Data for processing:

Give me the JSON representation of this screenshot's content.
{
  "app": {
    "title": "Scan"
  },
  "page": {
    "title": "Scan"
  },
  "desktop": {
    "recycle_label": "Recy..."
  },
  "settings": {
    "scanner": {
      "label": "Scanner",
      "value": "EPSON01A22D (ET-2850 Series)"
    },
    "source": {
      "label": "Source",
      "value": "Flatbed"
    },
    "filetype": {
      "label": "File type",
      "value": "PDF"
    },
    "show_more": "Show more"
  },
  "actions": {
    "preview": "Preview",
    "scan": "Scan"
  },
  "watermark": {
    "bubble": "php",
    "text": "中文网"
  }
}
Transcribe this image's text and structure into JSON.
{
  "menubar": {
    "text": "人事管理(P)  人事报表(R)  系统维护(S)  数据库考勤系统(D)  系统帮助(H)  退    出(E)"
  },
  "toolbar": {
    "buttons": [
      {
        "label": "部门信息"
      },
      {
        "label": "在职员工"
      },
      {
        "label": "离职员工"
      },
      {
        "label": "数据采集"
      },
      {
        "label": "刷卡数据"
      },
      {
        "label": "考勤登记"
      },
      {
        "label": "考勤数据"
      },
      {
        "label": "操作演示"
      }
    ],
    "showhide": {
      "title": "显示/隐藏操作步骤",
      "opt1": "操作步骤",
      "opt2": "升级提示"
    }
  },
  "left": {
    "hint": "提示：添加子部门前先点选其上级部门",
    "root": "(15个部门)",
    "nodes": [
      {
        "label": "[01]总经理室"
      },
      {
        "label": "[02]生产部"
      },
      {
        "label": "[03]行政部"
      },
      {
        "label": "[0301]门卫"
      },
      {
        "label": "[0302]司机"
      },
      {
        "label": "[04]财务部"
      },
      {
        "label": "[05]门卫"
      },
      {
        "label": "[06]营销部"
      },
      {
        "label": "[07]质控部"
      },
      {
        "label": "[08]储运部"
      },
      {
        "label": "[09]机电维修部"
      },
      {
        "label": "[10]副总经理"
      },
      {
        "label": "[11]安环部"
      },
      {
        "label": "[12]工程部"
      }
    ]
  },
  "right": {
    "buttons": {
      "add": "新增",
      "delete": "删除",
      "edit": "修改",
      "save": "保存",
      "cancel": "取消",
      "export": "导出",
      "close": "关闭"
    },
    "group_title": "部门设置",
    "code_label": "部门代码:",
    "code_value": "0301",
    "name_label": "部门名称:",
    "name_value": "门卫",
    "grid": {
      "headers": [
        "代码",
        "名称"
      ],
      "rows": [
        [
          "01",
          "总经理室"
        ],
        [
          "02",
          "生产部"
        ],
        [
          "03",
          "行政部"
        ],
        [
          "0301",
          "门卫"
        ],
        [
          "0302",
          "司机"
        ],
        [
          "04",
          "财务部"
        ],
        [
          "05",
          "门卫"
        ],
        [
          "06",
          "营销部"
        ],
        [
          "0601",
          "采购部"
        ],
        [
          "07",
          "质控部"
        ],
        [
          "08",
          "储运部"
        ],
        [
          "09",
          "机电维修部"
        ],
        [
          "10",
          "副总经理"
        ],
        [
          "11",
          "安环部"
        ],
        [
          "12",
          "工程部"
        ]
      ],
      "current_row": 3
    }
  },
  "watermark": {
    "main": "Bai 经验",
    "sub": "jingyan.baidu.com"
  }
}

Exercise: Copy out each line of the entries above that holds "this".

Answer for the task:
Give me the JSON representation of this screenshot's content.
Transcribe this image's text and structure into JSON.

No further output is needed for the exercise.